Court affirms real-time captioning for 2nd deaf student
By Melissa Pamer, Staff Writer
Editor: Do public school students with hearing loss have a right to a real time captioner as an appropriate accommodation? According to a judge in Glendora, CA, they do.
Here’s the article as reported by Melissa Pamer, a staff writer for the San Gabriel Valley Tribune. The article is reprinted with their kind permission.
The school district last week lost a second battle in its fight to keep from providing a real-time captioning service for two deaf students at Glendora High School.
A state judge ordered the Glendora Unified School District to begin offering the service to Victor Solorzano, 15. In May, Victor’s sister Samantha, 17, won her own case against the district, which dropped its appeal of that decision in October.
The two siblings say they need the service – in which an aide rapidly transcribes class discussion onto a laptop seen by the captioning user.
Both deaf from birth, Victor and Samantha have inner-ear implants so they can hear. But they tend to miss things in fast-paced classrooms.
Now the two will be on equal footing with their fellow students, said their mother, Jackie Solorzano.
“We’re thrilled,” she said.
The judge’s decision comes after months of litigation that began with Solorzano’s insistence last year that her daughter be provided the service, Communication Access Real-Time Translation, or CART.
The district refused, and the family filed a lawsuit.
When the Solorzanos won, the district appealed to federal court. Meanwhile, officials refused to provide CART for Victor Solorzano as well, and his mother again filed suit on his behalf in September.
Under court order, the district has provided the $60,000 per-year service to Samantha since the semester began. While officials in

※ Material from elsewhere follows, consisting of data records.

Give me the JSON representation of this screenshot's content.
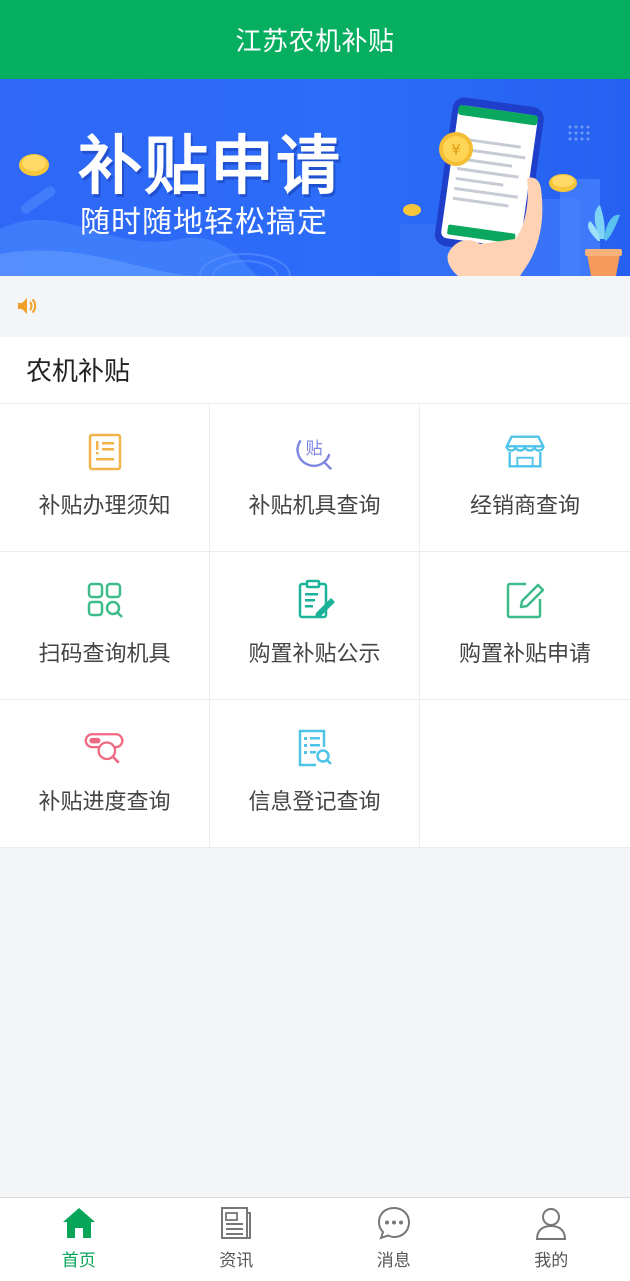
{
  "header": {
    "title": "江苏农机补贴"
  },
  "banner": {
    "title": "补贴申请",
    "subtitle": "随时随地轻松搞定"
  },
  "notice": {
    "icon": "speaker-icon",
    "text": ""
  },
  "section": {
    "title": "农机补贴",
    "items": [
      {
        "label": "补贴办理须知",
        "icon": "notice-document-icon",
        "color": "#f2b34a"
      },
      {
        "label": "补贴机具查询",
        "icon": "subsidy-search-icon",
        "color": "#7f86e0"
      },
      {
        "label": "经销商查询",
        "icon": "store-icon",
        "color": "#4fc3e8"
      },
      {
        "label": "扫码查询机具",
        "icon": "qr-scan-icon",
        "color": "#3dbb8a"
      },
      {
        "label": "购置补贴公示",
        "icon": "clipboard-edit-icon",
        "color": "#1ab39a"
      },
      {
        "label": "购置补贴申请",
        "icon": "edit-square-icon",
        "color": "#3dbb8a"
      },
      {
        "label": "补贴进度查询",
        "icon": "progress-search-icon",
        "color": "#ee6a82"
      },
      {
        "label": "信息登记查询",
        "icon": "list-search-icon",
        "color": "#4fc3e8"
      }
    ]
  },
  "tabbar": {
    "active_color": "#07a558",
    "tabs": [
      {
        "label": "首页",
        "icon": "home-icon",
        "active": true
      },
      {
        "label": "资讯",
        "icon": "news-icon",
        "active": false
      },
      {
        "label": "消息",
        "icon": "message-icon",
        "active": false
      },
      {
        "label": "我的",
        "icon": "user-icon",
        "active": false
      }
    ]
  }
}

October dropped their appeal in that case, they continued to fight Victor’s suit.
The district is still considering an appeal of last week’s decision in Victor’s case, an official said, adding that the cases were different and the settlement of one didn’t impact the other.

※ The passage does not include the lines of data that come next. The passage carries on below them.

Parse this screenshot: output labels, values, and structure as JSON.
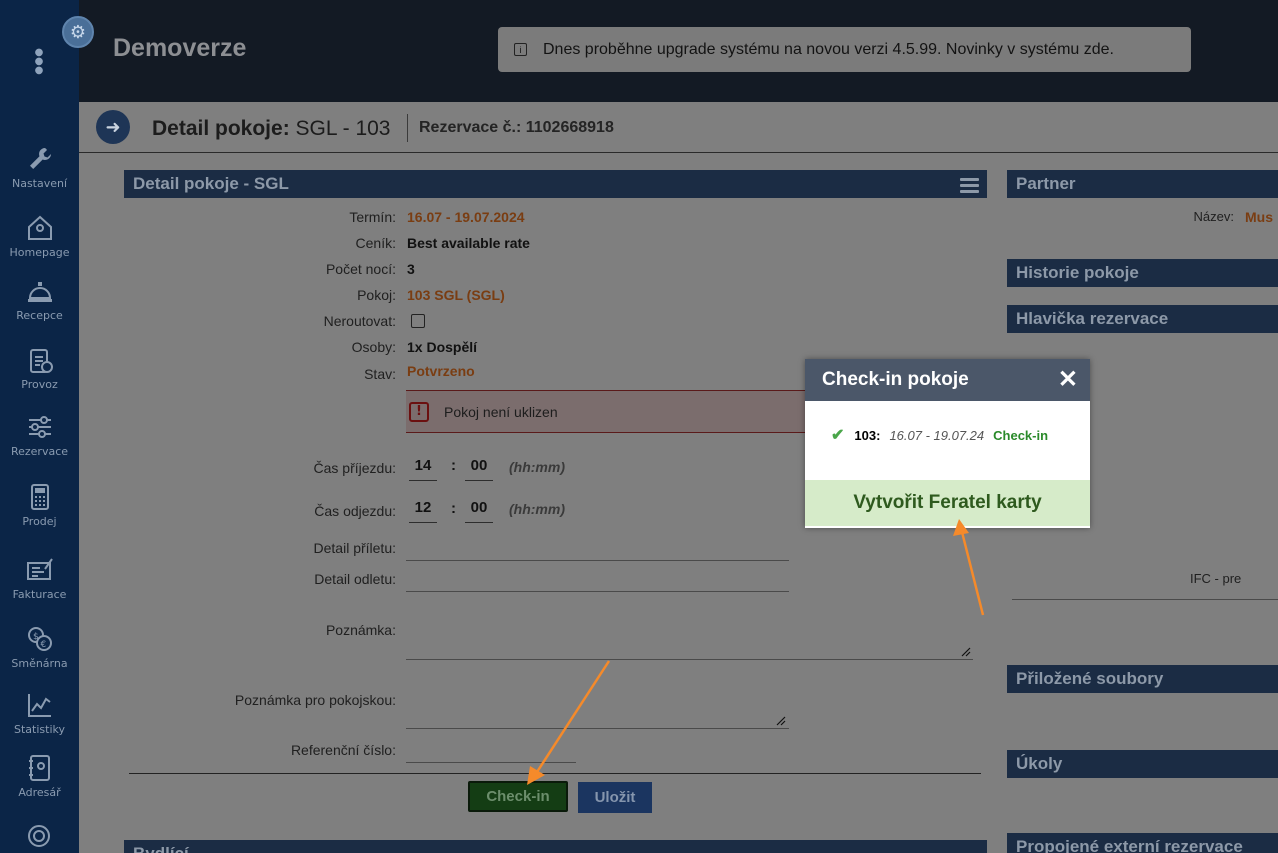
{
  "app": {
    "brand": "Demoverze"
  },
  "notice": {
    "text": "Dnes proběhne upgrade systému na novou verzi 4.5.99. Novinky v systému zde."
  },
  "sidebar": {
    "items": [
      {
        "label": "Nastavení",
        "icon": "wrench-icon"
      },
      {
        "label": "Homepage",
        "icon": "home-icon"
      },
      {
        "label": "Recepce",
        "icon": "bell-icon"
      },
      {
        "label": "Provoz",
        "icon": "clipboard-icon"
      },
      {
        "label": "Rezervace",
        "icon": "sliders-icon"
      },
      {
        "label": "Prodej",
        "icon": "calculator-icon"
      },
      {
        "label": "Fakturace",
        "icon": "invoice-icon"
      },
      {
        "label": "Směnárna",
        "icon": "exchange-icon"
      },
      {
        "label": "Statistiky",
        "icon": "chart-icon"
      },
      {
        "label": "Adresář",
        "icon": "addressbook-icon"
      }
    ]
  },
  "subheader": {
    "title_bold": "Detail pokoje:",
    "title_rest": " SGL - 103",
    "reservation": "Rezervace č.: 1102668918"
  },
  "detail": {
    "heading": "Detail pokoje - SGL",
    "fields": {
      "termin_label": "Termín:",
      "termin_value": "16.07 - 19.07.2024",
      "cenik_label": "Ceník:",
      "cenik_value": "Best available rate",
      "noci_label": "Počet nocí:",
      "noci_value": "3",
      "pokoj_label": "Pokoj:",
      "pokoj_value": "103 SGL (SGL)",
      "neroutovat_label": "Neroutovat:",
      "osoby_label": "Osoby:",
      "osoby_value": "1x Dospělí",
      "stav_label": "Stav:",
      "stav_value": "Potvrzeno"
    },
    "alert": "Pokoj není uklizen",
    "arrival_label": "Čas příjezdu:",
    "arrival_h": "14",
    "arrival_m": "00",
    "departure_label": "Čas odjezdu:",
    "departure_h": "12",
    "departure_m": "00",
    "time_hint": "(hh:mm)",
    "flight_in_label": "Detail příletu:",
    "flight_out_label": "Detail odletu:",
    "note_label": "Poznámka:",
    "maid_note_label": "Poznámka pro pokojskou:",
    "ref_label": "Referenční číslo:",
    "checkin_button": "Check-in",
    "save_button": "Uložit",
    "next_heading": "Bydlící"
  },
  "right": {
    "partner": "Partner",
    "partner_name_label": "Název:",
    "partner_name_value": "Mus",
    "history": "Historie pokoje",
    "header": "Hlavička rezervace",
    "ifc": "IFC - pre",
    "files": "Přiložené soubory",
    "tasks": "Úkoly",
    "external": "Propojené externí rezervace"
  },
  "modal": {
    "title": "Check-in pokoje",
    "room": "103:",
    "dates": "16.07 -  19.07.24",
    "status": "Check-in",
    "action": "Vytvořit Feratel karty"
  },
  "colors": {
    "sidebar": "#0b2547",
    "panel": "#1b2c44",
    "orange_arrow": "#f58a2a",
    "feratel_bg": "#d6ebc9"
  }
}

“Each case is supposed to be evaluated on its own merits. Even with twins, you wouldn’t necessarily say all the facts are the same,” said Ted McNevin, the district’s director of instructional and student support services.
The district argued in both children’s cases that each student was doing well academically and therefore did not need additional assistance.

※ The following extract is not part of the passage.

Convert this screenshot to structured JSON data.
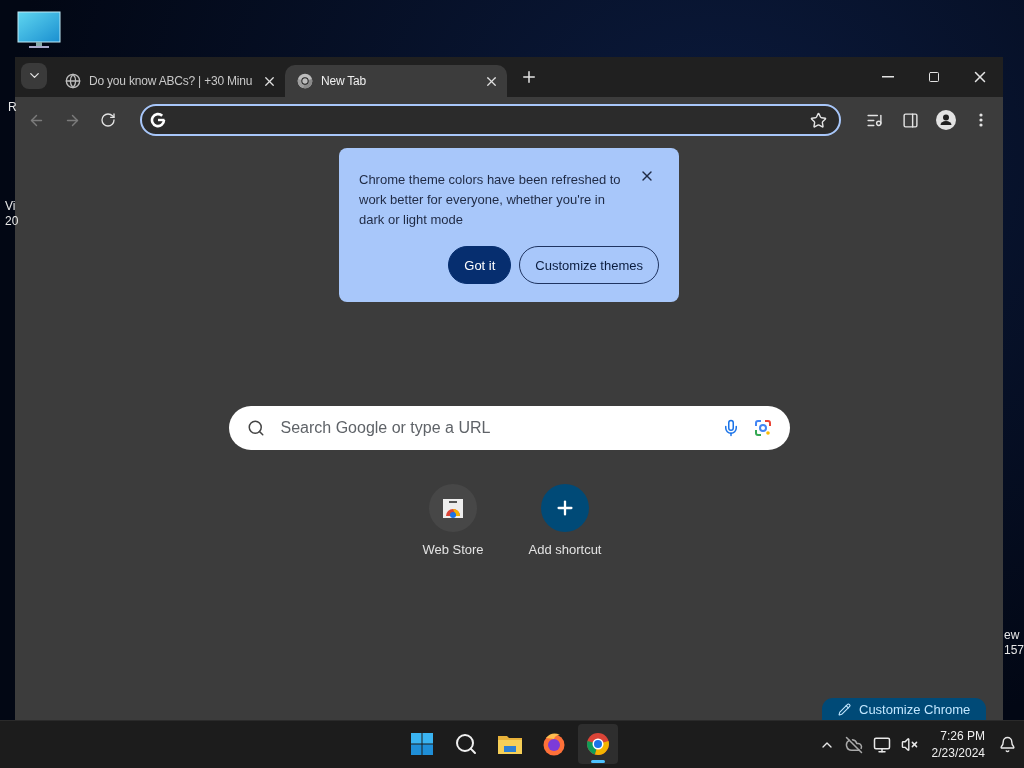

“On the other side you have parents and attorneys who want to get the Cadillac program, and you can’t blame them for that,” McNevin said. “But that’s where the dispute comes in.”
The Solorzanos’ attorney opposed the notion that CART was a kind of educational extravagance.
“The district doesn’t have to give them the best education possible. That’s what the law says,” lawyer David Grey said. “But here you have a kid where you give him a car that has two flat tires.”
Administrative Law Judge Glynda Gomez agreed.
Victor, she wrote, “had been deprived of the opportunity to access and participate in the general education curriculum.”
The case is a precedent for oral-deaf students – who learn and communicate without sign language, Grey said.
“I thought it was crystal clear the first time,” he said, referring to Samantha’s case.
The district is responsible for the Solorzanos’ attorney’s fees in both cases, coming to about $65,000, McNevin said. The district’s own fees will total between $35,000 and $45,000 for both cases, he said.
As to whether is was worth it for the district to combat the second case, McNevin said, “I don’t know. It’s hard to assess that.”
“Hindsight is always 20/20,” he said.